Sustainability 3.0

The Three Phases of Sustainability

Sustainability 1.0 ... Doing Good In the late 1960's corporations began to fully realize the danger to their reputations from the negative effects of their products. At the same time they were wary of increasingly louder calls for more regulation. The first phase of sustainability was about corporations practicing good corporate citizenship, largely through philanthropy, to enhance brand as well as a way stay ahead of critics and government. For example, an energy company running a coal-fired power plant might fund asthma relief programs, or a beverage company reducing a rural water table might provide help for displaced farmers. This first phase of sustainability was not about changing how business was done in any fundamental way. This was CSR-CYA Sustainability

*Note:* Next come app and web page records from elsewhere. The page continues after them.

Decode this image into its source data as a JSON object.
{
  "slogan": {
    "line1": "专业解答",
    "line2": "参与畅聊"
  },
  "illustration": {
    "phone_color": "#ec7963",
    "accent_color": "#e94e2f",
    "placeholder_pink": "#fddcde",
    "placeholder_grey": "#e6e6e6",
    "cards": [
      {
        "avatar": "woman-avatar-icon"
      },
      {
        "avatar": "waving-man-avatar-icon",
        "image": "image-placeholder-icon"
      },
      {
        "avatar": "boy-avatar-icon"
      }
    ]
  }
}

Sustainability 2.0 ... Doing Well More recently, business has recognized that doing good can also mean doing well – engaging stakeholders to find financial value in the “low-hanging fruit” of increased efficiency, reduced waste, and projects with high potential returns. This is where the large majority of corporations find themselves in their sustainability journeys - and it makes sense because it's about good management. Companies are saving money and their customers are behind it. This is "No Regrets Sustainability".
Sustainability 3.0 ... Doing Differently A third phase of sustainability is emerging out of a broader awareness that industrial development can not continue with business-as-usual. Today with over seven billion people on earth, and with only 15% having a middle-class standard of living, we already require the resources of 1½ earth’s just to keep up . This has led to among other things resource depletion, damage to ecosystem carrying capacity, and climate change. Over the next 20 years, it is estimated that two to three billion more people will be gaining these higher living standards with all the implications for greater resource use, increased carbon emissions and other environmental impacts. Forward-looking companies are becoming increasingly aware that their competitiveness will be defined by how they respond to this global shift. Many are not waiting for their customers to give them the signal. They are reconfiguring their operations, creating new markets, and in the process disrupting the status quo. This is "Disruptive Sustainability"